Americans' understanding of who counts as "white" has changed dramatically throughout the country's history and even over the last century alone. This map — which covers a decade of immigration to the US, from 1892 to 1903 (via the JF Ptak Science Books blog and Slate) — is a dramatic illustration of what it looked like when "white" wasn't the same thing as European.
Mouse over any part of the map to magnify it:
Here's how to read the map: each state (plus DC and Puerto Rico) gets an infographic describing its immigrant population. The right column of the infographic covers how many immigrants settled in the state each year, and how many of the country's immigrants that represented. The left column covers the occupations those settlers held. And the top bar depicts the ethnic mix of each state's new immigrant population, color-coded by race — with notes about the nationalities with the biggest populations.
But the breakdown of race doesn't look terribly familiar to those of us who don't live in the early 20th century: Teutonic, Keltic, Slavic, Iberic, Mongolic, and "all others." In other words, it's distinguishing among white, European immigrants — not-so-subtly implying that the more-established Western and Northern European immigrant groups (including Scandinavians, Irish, and Germans) were more firmly white than the "Slavic" and "Iberic" immigrants from Eastern and Southern Europe.
For easier reference, here's a table pulling together all the immigrant nationalities mentioned on the map, sorted by their assigned "races":
The hierarchy of the table reflects the conventional wisdom of the time — eugenics and social Darwinism hypothesized that the Nordic races were the most evolved, that southern and eastern Europeans were less so, and that non-Europeans (who are barely worth a mention on the immigration map) were the "lowest," least-evolved peoples.

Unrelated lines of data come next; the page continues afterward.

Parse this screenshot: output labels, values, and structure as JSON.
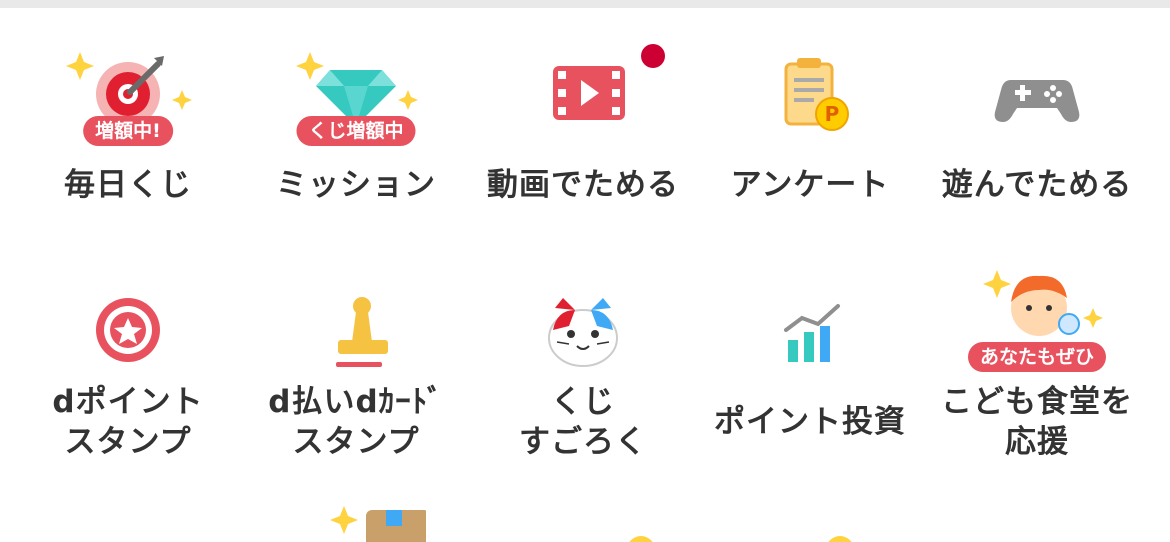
{
  "colors": {
    "accent": "#e8525f",
    "notification_dot": "#cc0033",
    "sparkle": "#ffd23f",
    "text": "#333333"
  },
  "tiles": [
    {
      "label": "毎日くじ",
      "icon": "daily-lottery-target-icon",
      "badge": "増額中!"
    },
    {
      "label": "ミッション",
      "icon": "mission-diamond-icon",
      "badge": "くじ増額中"
    },
    {
      "label": "動画でためる",
      "icon": "video-film-icon",
      "badge": ""
    },
    {
      "label": "アンケート",
      "icon": "survey-clipboard-icon",
      "badge": ""
    },
    {
      "label": "遊んでためる",
      "icon": "game-controller-icon",
      "badge": ""
    },
    {
      "label": "dポイント\nスタンプ",
      "icon": "stamp-badge-icon",
      "badge": ""
    },
    {
      "label": "d払いdｶｰﾄﾞ\nスタンプ",
      "icon": "stamper-icon",
      "badge": ""
    },
    {
      "label": "くじ\nすごろく",
      "icon": "cat-face-icon",
      "badge": ""
    },
    {
      "label": "ポイント投資",
      "icon": "investment-chart-icon",
      "badge": ""
    },
    {
      "label": "こども食堂を\n応援",
      "icon": "child-face-icon",
      "badge": "あなたもぜひ"
    }
  ]
}
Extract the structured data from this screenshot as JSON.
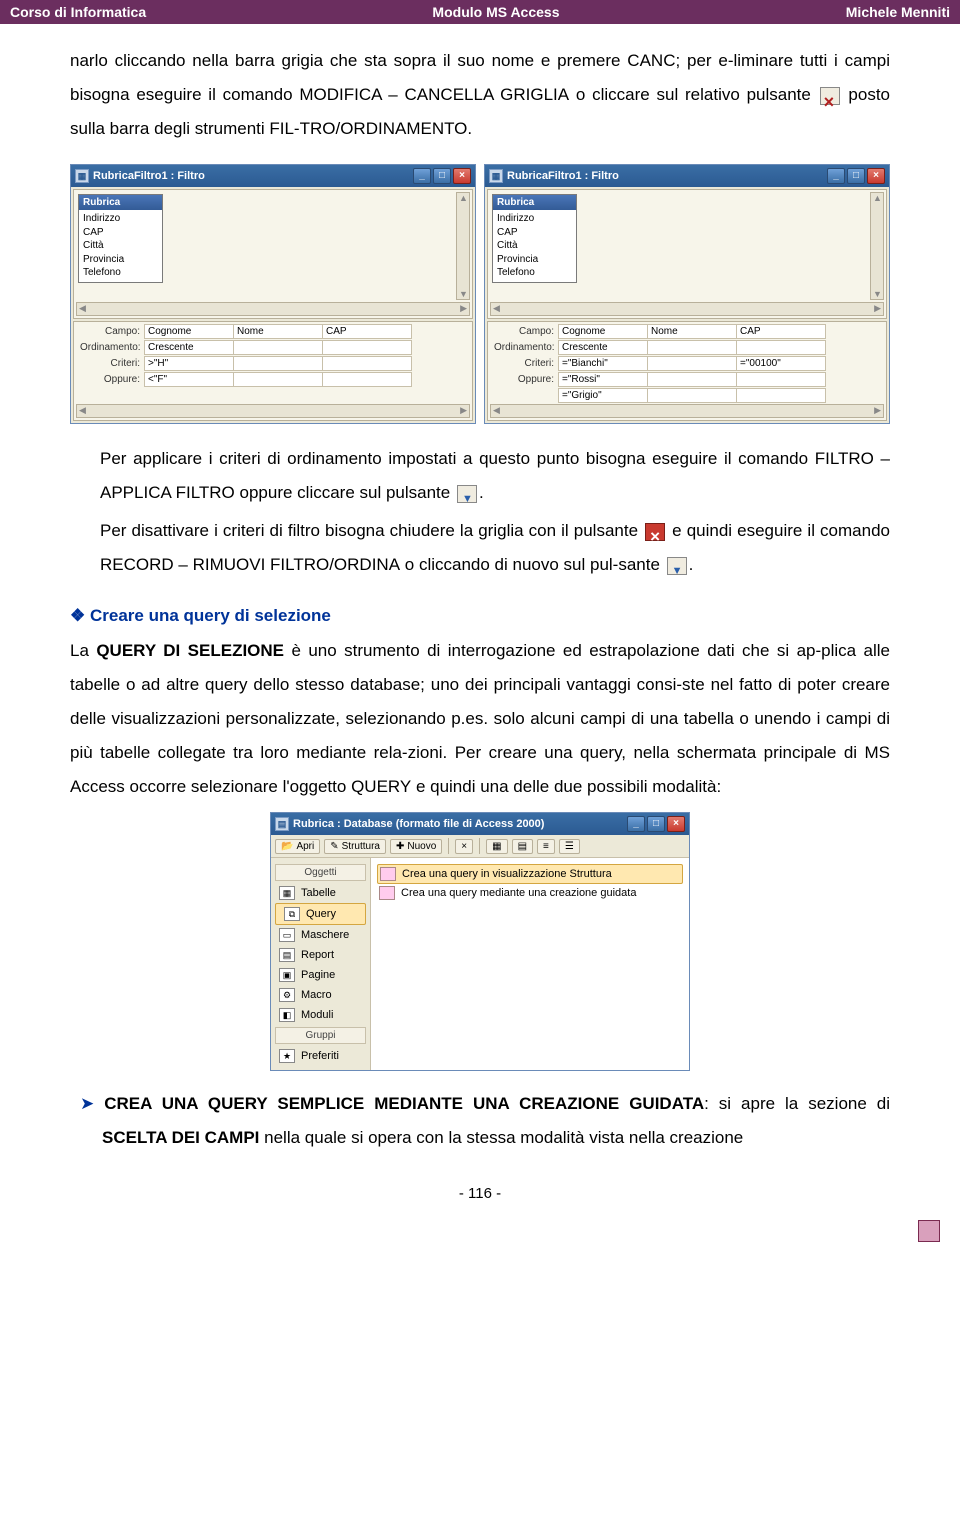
{
  "header": {
    "left": "Corso di Informatica",
    "center": "Modulo MS Access",
    "right": "Michele Menniti"
  },
  "para1_a": "narlo cliccando nella barra grigia che sta sopra il suo nome e premere ",
  "para1_canc": "CANC",
  "para1_b": "; per e-liminare tutti i campi bisogna eseguire il comando ",
  "para1_cmd1": "MODIFICA – CANCELLA GRIGLIA",
  "para1_c": " o cliccare sul relativo pulsante ",
  "para1_d": " posto sulla barra degli strumenti ",
  "para1_cmd2": "FIL-TRO/ORDINAMENTO",
  "para1_e": ".",
  "win_title": "RubricaFiltro1 : Filtro",
  "table_name": "Rubrica",
  "fields": {
    "f1": "Indirizzo",
    "f2": "CAP",
    "f3": "Città",
    "f4": "Provincia",
    "f5": "Telefono"
  },
  "grid_labels": {
    "campo": "Campo:",
    "ordinamento": "Ordinamento:",
    "criteri": "Criteri:",
    "oppure": "Oppure:"
  },
  "grid_left": {
    "r1": {
      "c1": "Cognome",
      "c2": "Nome",
      "c3": "CAP"
    },
    "r2": {
      "c1": "Crescente",
      "c2": "",
      "c3": ""
    },
    "r3": {
      "c1": ">\"H\"",
      "c2": "",
      "c3": ""
    },
    "r4": {
      "c1": "<\"F\"",
      "c2": "",
      "c3": ""
    }
  },
  "grid_right": {
    "r1": {
      "c1": "Cognome",
      "c2": "Nome",
      "c3": "CAP"
    },
    "r2": {
      "c1": "Crescente",
      "c2": "",
      "c3": ""
    },
    "r3": {
      "c1": "=\"Bianchi\"",
      "c2": "",
      "c3": "=\"00100\""
    },
    "r4": {
      "c1": "=\"Rossi\"",
      "c2": "",
      "c3": ""
    },
    "r5": {
      "c1": "=\"Grigio\"",
      "c2": "",
      "c3": ""
    }
  },
  "para2_a": "Per applicare i criteri di ordinamento impostati a questo punto bisogna eseguire il comando ",
  "para2_cmd": "FILTRO – APPLICA FILTRO",
  "para2_b": " oppure cliccare sul pulsante ",
  "para2_c": ".",
  "para3_a": "Per disattivare i criteri di filtro bisogna chiudere la griglia con il pulsante ",
  "para3_b": " e quindi eseguire il comando ",
  "para3_cmd": "RECORD – RIMUOVI FILTRO/ORDINA",
  "para3_c": " o cliccando di nuovo sul pul-sante ",
  "para3_d": ".",
  "section_title": "Creare una query di selezione",
  "para4_a": "La ",
  "para4_cmd": "QUERY DI SELEZIONE",
  "para4_b": " è uno strumento di interrogazione ed estrapolazione dati che si ap-plica alle tabelle o ad altre query dello stesso database; uno dei principali vantaggi consi-ste nel fatto di poter creare delle visualizzazioni personalizzate, selezionando p.es. solo alcuni campi di una tabella o unendo i campi di più tabelle collegate tra loro mediante rela-zioni. Per creare una query, nella schermata principale di MS Access occorre selezionare l'oggetto ",
  "para4_cmd2": "QUERY",
  "para4_c": " e quindi una delle due possibili modalità:",
  "db": {
    "title": "Rubrica : Database (formato file di Access 2000)",
    "tb": {
      "apri": "Apri",
      "struttura": "Struttura",
      "nuovo": "Nuovo"
    },
    "side_group1": "Oggetti",
    "side": {
      "s1": "Tabelle",
      "s2": "Query",
      "s3": "Maschere",
      "s4": "Report",
      "s5": "Pagine",
      "s6": "Macro",
      "s7": "Moduli"
    },
    "side_group2": "Gruppi",
    "side_fav": "Preferiti",
    "row1": "Crea una query in visualizzazione Struttura",
    "row2": "Crea una query mediante una creazione guidata"
  },
  "bullet_a1": "CREA UNA QUERY SEMPLICE MEDIANTE UNA CREAZIONE GUIDATA",
  "bullet_a2": ": si apre la sezione di ",
  "bullet_a3": "SCELTA DEI CAMPI",
  "bullet_a4": " nella quale si opera con la stessa modalità vista nella creazione",
  "page_num": "- 116 -"
}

There wasn't universal agreement on what the races actually were, but the federal government appears to have used "Nordic, Celtic, Slavic and Iberic" regularly to categorize the immigrants coming into America. A medical journal article published about a decade after this map expresses concern about the "preponderance of the Iberic and Slavic races" among recent immigrants, because of "their poorer physical and mental equipment, and their radically different ideals and standards of living as compared with the Celtic and Teutonic races."
By the point that article was written, the government was beginning to respond to fears like the ones the authors expressed — by moving toward widespread restrictions on immigration. (Asian immigrants had been excluded since the 19th century, but the US government didn't put global immigration restrictions in place until the early 1920s.) Under the strict quota system set by the Immigration Act of 1924, only 164,667 immigrants would be allowed to come into the US per year — fewer than settled in the state of Pennsylvania alone in the year 1903.
And it was much easier for an immigrant who came to the US in 1903 or so to become a citizen than it is for an immigrant who comes today. The immigrants represented on this map could apply for citizenship five years after arriving in the US, without having to go through intermediate steps like a green card, as most immigrants have to today. And they didn't even have to learn English to become US citizens.
To learn more about how Americans' understanding of race has changed over time, check out my Vox colleague Jenee Desmond-Harris' article 11 ways race isn't real.